Entries from a dataset of interfaces:
=== Section Start ===

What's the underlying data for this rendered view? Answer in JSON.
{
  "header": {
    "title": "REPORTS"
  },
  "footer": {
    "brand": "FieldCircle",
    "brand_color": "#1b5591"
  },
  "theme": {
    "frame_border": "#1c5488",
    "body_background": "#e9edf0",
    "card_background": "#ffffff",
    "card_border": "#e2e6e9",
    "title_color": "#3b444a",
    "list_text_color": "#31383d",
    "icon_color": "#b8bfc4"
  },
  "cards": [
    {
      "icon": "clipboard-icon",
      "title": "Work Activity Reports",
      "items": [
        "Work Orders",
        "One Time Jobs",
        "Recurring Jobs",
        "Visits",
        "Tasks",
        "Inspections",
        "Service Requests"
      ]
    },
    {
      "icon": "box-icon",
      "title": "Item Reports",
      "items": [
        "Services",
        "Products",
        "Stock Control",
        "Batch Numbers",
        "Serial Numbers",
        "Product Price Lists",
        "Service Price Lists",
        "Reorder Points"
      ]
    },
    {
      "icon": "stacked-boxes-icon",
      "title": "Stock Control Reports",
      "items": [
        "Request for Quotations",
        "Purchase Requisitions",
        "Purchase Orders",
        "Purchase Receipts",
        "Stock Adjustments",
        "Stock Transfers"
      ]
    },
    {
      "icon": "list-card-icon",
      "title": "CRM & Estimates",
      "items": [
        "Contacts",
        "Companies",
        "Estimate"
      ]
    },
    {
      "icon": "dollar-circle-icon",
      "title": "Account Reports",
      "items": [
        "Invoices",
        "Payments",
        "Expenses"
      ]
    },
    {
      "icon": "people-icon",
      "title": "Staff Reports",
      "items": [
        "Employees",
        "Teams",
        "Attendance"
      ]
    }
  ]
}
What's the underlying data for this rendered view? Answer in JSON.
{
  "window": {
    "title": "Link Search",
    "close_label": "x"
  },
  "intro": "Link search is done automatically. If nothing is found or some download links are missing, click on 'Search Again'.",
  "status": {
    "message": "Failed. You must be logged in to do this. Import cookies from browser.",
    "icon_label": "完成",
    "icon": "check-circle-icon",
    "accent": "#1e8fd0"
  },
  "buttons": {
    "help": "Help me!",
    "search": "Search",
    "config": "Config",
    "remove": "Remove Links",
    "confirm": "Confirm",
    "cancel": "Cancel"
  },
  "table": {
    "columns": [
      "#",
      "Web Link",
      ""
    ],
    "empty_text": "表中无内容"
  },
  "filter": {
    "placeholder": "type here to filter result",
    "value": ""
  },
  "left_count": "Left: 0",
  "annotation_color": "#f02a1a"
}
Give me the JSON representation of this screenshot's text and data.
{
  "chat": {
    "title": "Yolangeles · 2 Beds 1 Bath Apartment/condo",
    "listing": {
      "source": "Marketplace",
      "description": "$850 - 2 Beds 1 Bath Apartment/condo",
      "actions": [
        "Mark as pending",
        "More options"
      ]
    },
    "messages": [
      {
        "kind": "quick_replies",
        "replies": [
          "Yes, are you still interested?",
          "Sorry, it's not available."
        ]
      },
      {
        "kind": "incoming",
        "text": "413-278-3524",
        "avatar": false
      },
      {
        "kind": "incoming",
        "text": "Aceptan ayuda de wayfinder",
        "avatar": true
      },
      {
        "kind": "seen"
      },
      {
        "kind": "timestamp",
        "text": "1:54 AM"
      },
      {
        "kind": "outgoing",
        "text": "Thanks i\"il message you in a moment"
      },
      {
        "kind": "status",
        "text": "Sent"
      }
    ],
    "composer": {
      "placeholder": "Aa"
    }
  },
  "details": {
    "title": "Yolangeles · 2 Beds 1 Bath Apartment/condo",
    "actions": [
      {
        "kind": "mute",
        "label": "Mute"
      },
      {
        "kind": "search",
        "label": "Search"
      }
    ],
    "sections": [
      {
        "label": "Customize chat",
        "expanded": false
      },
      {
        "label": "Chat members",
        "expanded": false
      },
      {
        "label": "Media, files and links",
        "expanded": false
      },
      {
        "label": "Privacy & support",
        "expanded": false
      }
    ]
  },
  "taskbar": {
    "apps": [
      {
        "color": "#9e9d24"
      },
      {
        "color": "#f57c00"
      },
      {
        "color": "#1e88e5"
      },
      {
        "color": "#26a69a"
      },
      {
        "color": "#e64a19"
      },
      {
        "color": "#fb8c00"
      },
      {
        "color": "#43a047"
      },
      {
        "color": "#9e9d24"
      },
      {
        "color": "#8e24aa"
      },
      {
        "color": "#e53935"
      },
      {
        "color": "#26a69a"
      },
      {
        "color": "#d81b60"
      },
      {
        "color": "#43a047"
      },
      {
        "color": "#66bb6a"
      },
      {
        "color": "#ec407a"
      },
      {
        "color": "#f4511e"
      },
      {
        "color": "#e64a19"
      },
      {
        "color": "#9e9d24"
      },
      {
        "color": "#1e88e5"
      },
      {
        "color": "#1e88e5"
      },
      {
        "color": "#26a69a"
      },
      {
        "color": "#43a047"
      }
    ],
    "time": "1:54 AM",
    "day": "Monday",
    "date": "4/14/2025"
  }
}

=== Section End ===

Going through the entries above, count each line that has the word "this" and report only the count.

4